Those 35 pipeline-related spills released 111,559 gallons of oil and polluted rivers in four different states, the Louisiana Bucket Brigade pointed out on its Facebook page.
Three drinking water sources—the Delaware River (Pennsylvania, New Jersey), The Schuylkill River (Pennsylvania) and the Red River (Louisiana)—were among the water bodies polluted, "thereby confirming the concerns of the Standing Rock Sioux tribe who fear the Dakota Access Pipeline would pollute the Missouri River," the report states.
But the tribe was dealt a major setback on Monday when federal judge refused to issue a temporary injunction against construction of the DAPL.
Pipeline opponents argue that the DAPL crosses sacred land and would threaten the drinking water for the Standing Rock Sioux Reservation as the proposed route cuts through the Missouri River.
#DakotaAccessPipeline 'Could Be Operational Within 30 Days' https://t.co/aqDBimmsnD @IENearth @PriceofOil @joshfoxfilm @MarkRuffalo @350— EcoWatch (@EcoWatch)1487083639.0
The Louisiana Bucket Brigade itself is battling the proposed Bayou Bridge Pipeline, which is also Energy Transfer Partners-operated.

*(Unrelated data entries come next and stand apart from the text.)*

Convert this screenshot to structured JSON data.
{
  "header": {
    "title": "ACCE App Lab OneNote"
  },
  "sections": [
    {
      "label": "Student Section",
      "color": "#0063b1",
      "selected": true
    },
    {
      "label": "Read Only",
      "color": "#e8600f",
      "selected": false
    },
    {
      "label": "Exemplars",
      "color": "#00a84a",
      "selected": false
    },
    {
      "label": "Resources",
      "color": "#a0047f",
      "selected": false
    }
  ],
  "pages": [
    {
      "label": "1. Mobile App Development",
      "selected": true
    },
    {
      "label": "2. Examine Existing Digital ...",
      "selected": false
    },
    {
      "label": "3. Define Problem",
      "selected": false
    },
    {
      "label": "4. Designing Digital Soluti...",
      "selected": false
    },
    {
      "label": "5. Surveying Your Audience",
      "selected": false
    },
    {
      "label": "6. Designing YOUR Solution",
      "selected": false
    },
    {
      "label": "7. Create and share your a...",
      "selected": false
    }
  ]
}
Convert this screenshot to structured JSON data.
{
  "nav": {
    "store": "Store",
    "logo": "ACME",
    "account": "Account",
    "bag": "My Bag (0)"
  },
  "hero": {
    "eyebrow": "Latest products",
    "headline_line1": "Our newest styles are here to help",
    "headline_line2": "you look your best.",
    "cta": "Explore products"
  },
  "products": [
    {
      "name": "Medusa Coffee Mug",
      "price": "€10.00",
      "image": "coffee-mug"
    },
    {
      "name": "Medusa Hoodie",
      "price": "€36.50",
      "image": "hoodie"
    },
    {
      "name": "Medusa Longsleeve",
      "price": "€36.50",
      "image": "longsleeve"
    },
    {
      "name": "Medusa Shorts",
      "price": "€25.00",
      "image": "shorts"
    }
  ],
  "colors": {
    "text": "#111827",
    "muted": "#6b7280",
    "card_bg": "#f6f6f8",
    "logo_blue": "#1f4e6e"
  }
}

The 162-mile pipeline would cut through "the heart of Louisiana's Cajun Country," carrying oil from Nederland, Texas, to St. James Parish, Louisiana, near New Orleans.
The planned route crosses major bodies of water and important ecological sites, including the Atchafalaya Basin, Calcasieu, Vermillion and the Mermentau Rivers, as well as Bayou Lafourche and Bayou Teche. The Vermillion River and Bayou Lafourche are sources of drinking water and the Atchafalaya Basin is the country's largest wetland and swamp, and home to several endangered species.
"Sunoco and Energy Transfer Partners accidents stretch from Texas to Massachusetts," said Dr. Ezra Boyd, a geographer with DisasterMap.net who conducted the research. "While these accidents cover a large area of the map, the Bayou Bridge pipeline would put an entirely new area at risk: south central Louisiana, including the Atchafalaya Basin."
"The oil industry and the elected officials they've bought off are claiming that pipelines are safer despite the facts," added Anne Rolfes, founding director of the Louisiana Bucket Brigade. "What we know is that Energy Transfer Partners had 35 pipeline accidents in two years. There's nothing safe about that."
Renate Heurich of 350 Louisiana noted there are far safer and environmentally friendly alternatives to pipelines.
"Energy Transfer Partners' records contradict their claim that pipelines are a safer way of transporting oil," Heurich said. "Pipelines make transporting tar sands cheaper, thus stimulating dirty tar sands extraction despite low oil prices. The real question is: Why do we still invest in more pipeline infrastructure when we urgently need to invest in sustainable alternative energy sources?"